Web page and app entries:
= Beginning of Section =
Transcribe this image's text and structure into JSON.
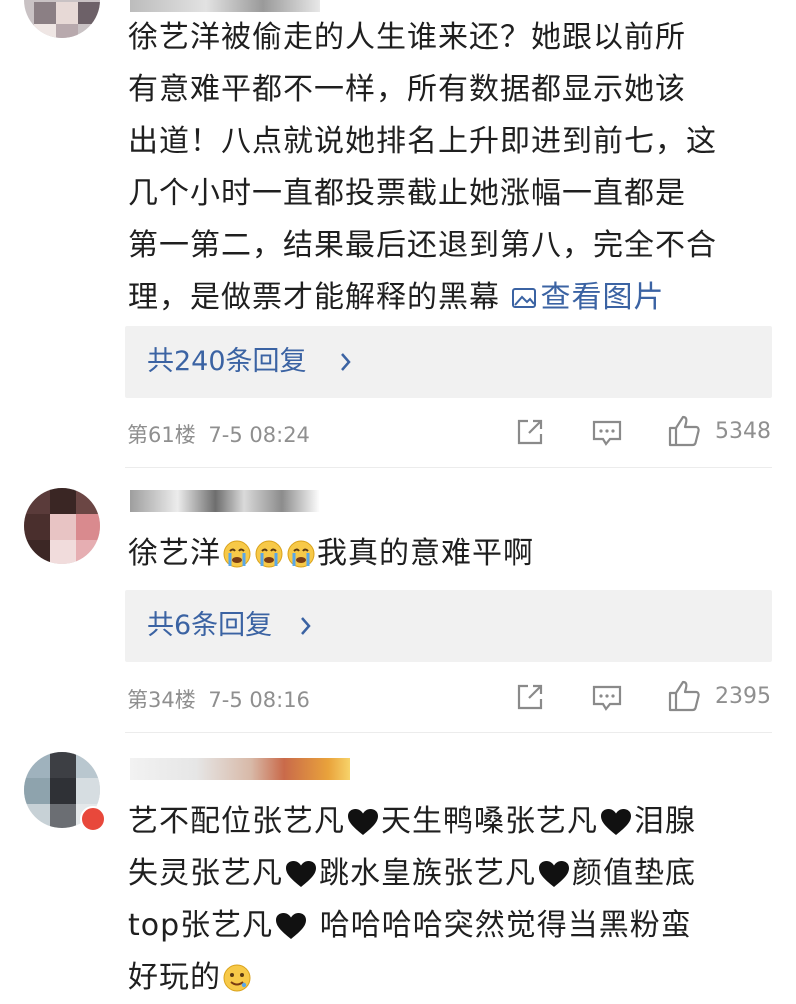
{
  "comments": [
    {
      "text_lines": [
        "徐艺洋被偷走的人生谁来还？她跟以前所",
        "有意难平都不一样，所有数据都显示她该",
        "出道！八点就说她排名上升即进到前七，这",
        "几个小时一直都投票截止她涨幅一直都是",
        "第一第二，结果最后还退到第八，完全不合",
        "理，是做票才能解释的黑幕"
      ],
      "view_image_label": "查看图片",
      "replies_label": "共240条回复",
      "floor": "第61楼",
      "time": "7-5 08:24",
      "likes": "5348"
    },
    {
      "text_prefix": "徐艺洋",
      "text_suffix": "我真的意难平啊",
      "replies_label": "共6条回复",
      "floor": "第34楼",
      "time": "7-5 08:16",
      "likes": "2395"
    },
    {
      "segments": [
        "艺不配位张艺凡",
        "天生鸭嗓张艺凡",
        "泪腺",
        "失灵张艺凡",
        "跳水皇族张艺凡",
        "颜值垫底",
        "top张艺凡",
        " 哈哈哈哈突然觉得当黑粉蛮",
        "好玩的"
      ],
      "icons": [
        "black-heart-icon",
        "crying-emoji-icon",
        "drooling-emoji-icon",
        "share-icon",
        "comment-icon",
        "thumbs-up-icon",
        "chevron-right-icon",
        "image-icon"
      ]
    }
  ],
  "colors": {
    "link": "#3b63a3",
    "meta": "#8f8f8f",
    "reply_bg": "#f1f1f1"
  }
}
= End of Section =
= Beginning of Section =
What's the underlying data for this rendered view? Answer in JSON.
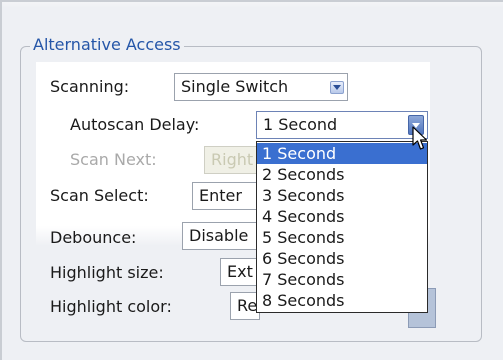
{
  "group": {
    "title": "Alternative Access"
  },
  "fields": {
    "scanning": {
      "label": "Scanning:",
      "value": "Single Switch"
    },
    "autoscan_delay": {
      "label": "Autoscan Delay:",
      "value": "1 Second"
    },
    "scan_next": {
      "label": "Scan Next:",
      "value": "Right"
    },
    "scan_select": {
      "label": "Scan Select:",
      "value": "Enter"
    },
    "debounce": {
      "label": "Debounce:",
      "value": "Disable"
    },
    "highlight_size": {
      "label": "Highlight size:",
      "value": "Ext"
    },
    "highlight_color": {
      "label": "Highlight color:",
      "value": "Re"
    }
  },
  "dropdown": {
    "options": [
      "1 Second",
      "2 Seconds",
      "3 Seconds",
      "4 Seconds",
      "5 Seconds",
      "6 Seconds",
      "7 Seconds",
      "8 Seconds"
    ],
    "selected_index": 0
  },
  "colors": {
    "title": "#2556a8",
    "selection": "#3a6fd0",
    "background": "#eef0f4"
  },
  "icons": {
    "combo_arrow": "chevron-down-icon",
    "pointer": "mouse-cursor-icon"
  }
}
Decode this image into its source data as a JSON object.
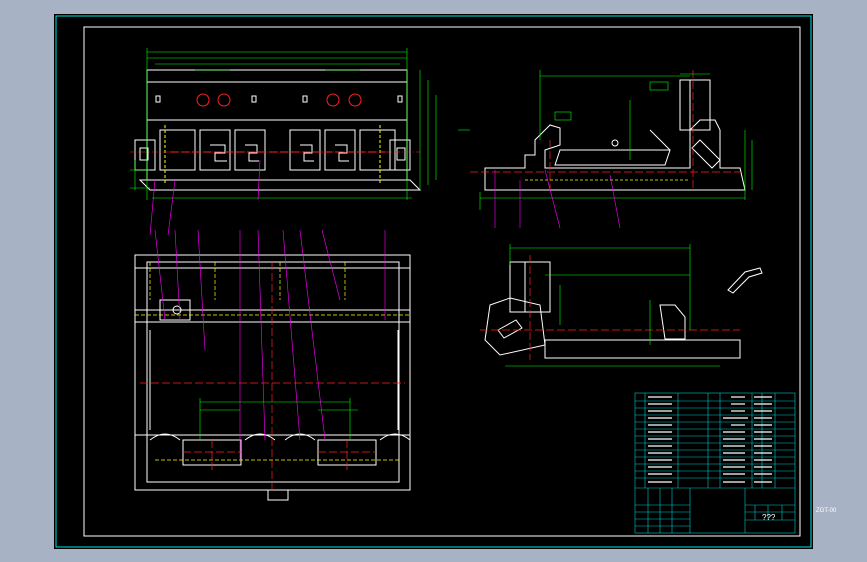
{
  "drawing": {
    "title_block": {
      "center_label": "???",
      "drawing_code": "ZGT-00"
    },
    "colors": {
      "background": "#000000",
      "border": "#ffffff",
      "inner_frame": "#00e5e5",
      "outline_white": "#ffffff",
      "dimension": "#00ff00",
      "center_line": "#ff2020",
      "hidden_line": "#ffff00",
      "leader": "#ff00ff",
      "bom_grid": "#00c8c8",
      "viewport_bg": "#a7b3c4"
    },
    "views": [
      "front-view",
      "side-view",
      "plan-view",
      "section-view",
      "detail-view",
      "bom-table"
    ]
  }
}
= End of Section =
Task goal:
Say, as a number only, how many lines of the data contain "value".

Exercise response:
7